(Entries from a dataset of interfaces)
------------------------------
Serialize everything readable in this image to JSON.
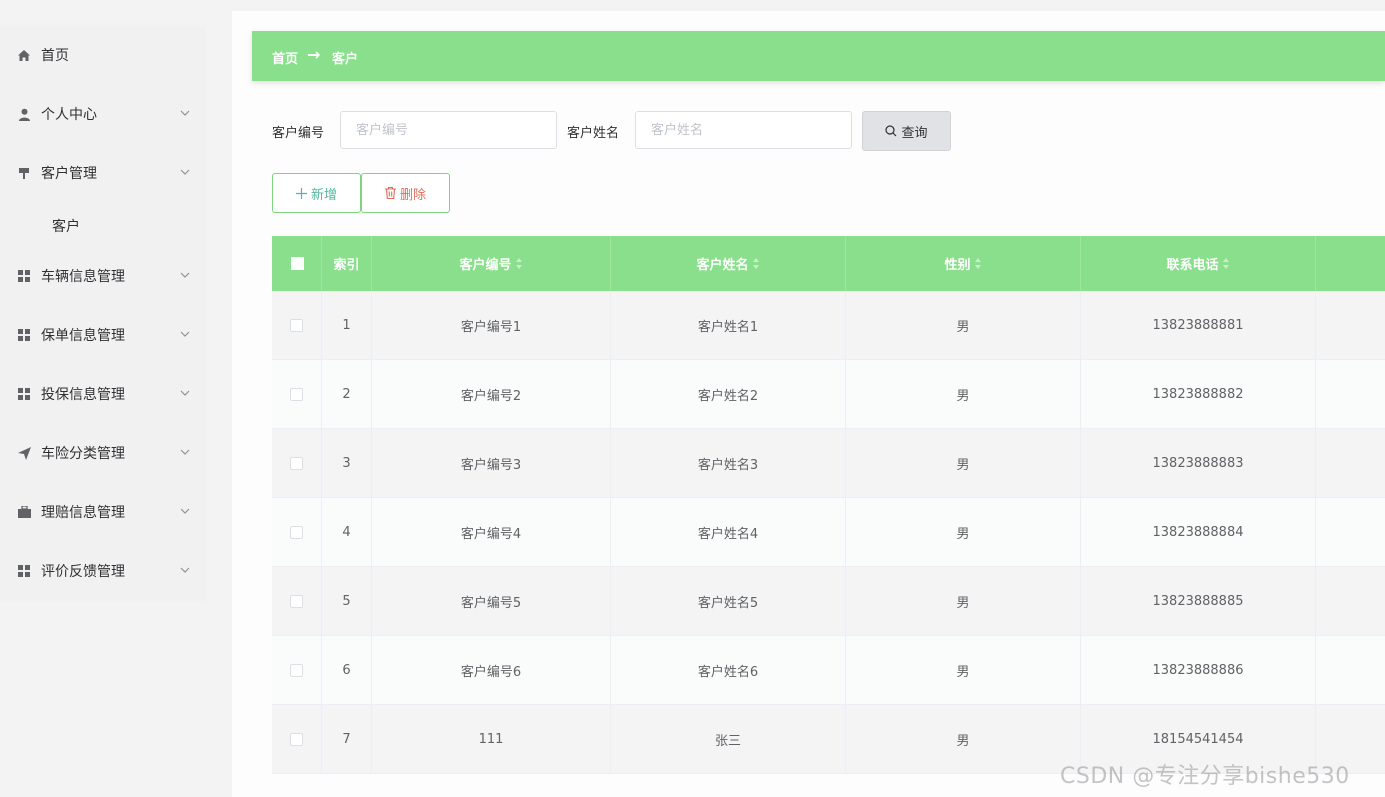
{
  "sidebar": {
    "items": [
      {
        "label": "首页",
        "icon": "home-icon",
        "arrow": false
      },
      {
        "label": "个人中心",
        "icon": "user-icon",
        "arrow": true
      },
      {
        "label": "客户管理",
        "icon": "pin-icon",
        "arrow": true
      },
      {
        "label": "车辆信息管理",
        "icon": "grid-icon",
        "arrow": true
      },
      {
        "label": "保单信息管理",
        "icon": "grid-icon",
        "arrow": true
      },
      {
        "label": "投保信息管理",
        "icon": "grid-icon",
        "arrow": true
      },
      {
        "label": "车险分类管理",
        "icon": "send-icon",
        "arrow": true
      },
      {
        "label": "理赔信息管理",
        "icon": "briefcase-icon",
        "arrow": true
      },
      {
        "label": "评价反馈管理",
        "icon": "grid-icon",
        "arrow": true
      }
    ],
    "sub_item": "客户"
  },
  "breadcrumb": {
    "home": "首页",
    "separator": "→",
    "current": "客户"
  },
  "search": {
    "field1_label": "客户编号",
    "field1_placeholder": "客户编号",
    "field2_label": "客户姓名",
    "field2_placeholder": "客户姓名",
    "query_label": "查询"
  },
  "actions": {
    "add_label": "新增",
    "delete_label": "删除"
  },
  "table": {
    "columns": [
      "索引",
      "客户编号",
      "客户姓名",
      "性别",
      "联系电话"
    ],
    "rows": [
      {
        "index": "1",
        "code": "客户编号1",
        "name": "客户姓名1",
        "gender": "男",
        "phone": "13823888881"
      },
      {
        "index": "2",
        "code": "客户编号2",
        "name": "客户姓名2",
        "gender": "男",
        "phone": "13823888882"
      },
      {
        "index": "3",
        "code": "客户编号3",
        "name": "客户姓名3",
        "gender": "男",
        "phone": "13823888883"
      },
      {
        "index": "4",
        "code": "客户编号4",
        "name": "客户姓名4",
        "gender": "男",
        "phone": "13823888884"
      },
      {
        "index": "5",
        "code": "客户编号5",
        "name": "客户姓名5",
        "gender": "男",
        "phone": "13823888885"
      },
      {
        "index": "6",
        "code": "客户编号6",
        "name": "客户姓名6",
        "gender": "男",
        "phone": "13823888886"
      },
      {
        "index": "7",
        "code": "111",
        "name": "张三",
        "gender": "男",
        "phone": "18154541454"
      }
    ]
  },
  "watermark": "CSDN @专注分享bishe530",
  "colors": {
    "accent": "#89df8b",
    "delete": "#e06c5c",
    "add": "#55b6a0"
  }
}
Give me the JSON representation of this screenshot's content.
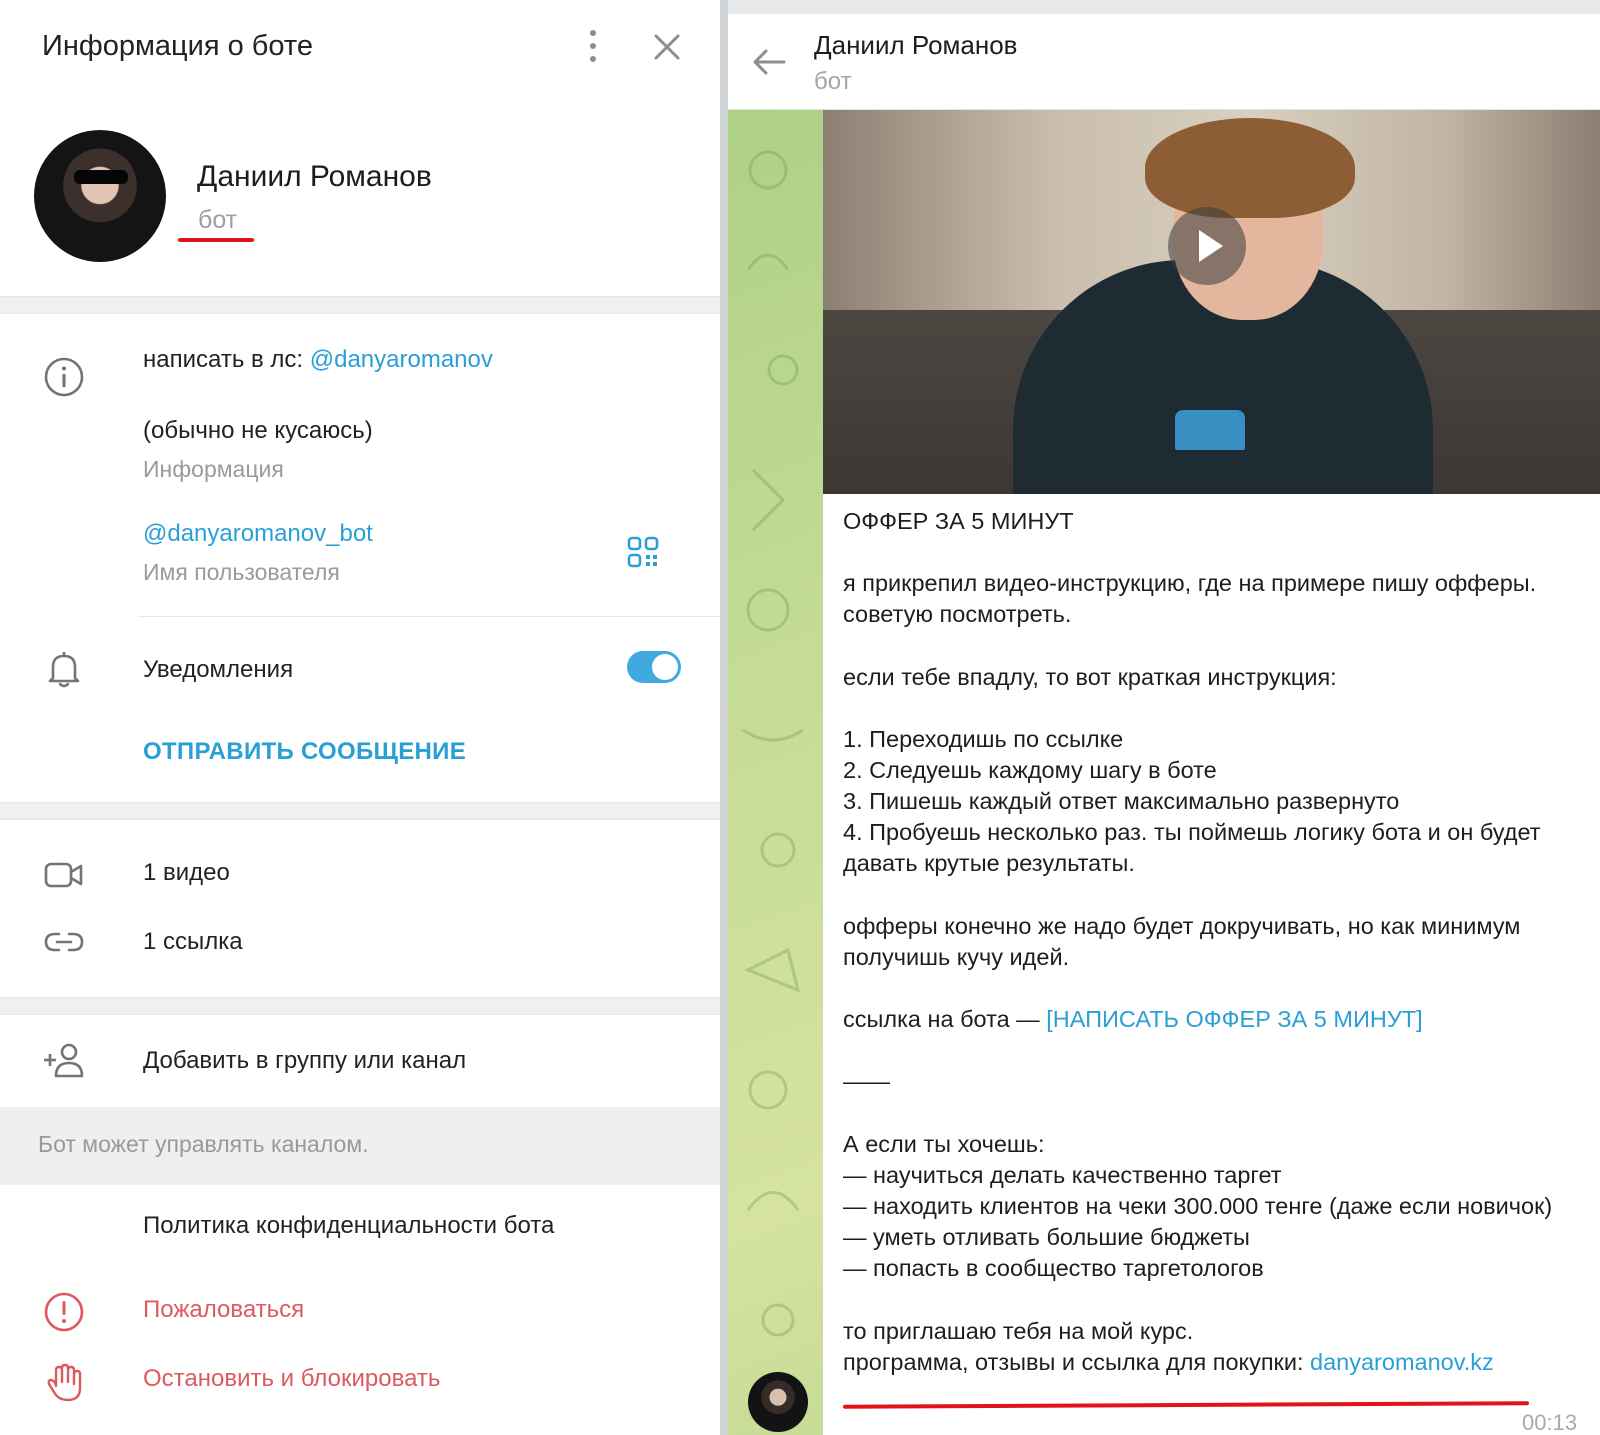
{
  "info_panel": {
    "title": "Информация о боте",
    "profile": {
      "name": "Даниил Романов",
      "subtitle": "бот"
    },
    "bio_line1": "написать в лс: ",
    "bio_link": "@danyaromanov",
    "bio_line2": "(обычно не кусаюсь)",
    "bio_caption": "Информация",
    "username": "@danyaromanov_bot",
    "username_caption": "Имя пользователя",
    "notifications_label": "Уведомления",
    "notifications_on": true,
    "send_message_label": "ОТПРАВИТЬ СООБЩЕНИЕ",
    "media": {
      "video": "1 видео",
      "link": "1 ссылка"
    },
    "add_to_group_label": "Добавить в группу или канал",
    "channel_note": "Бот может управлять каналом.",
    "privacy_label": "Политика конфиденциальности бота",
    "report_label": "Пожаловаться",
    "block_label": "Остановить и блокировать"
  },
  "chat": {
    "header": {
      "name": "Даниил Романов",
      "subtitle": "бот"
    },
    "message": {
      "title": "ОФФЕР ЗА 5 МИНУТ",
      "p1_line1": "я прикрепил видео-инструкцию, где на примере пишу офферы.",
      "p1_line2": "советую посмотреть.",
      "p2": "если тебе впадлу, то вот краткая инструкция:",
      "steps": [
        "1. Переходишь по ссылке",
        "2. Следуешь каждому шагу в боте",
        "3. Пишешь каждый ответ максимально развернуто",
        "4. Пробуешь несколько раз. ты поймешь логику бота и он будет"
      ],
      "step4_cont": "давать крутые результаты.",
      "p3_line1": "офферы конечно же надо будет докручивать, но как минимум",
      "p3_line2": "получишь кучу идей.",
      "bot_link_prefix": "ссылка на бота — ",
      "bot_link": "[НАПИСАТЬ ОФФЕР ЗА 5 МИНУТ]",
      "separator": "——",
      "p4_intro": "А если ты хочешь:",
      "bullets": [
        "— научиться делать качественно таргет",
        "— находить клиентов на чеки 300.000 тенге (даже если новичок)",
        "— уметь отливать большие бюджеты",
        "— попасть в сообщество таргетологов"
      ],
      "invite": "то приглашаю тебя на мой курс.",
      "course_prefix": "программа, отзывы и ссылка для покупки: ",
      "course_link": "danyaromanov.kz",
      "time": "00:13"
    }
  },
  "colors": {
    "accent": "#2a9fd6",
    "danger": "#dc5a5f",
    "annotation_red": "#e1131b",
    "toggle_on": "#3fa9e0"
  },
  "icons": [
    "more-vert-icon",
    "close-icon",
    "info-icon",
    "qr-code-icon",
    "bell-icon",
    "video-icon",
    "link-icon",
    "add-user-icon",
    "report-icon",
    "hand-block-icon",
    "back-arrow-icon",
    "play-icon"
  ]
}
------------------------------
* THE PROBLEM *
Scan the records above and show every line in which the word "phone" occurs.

* SOLVED EXERCISE *
        "phone": "13823888881"
        "phone": "13823888882"
        "phone": "13823888883"
        "phone": "13823888884"
        "phone": "13823888885"
        "phone": "13823888886"
        "phone": "18154541454"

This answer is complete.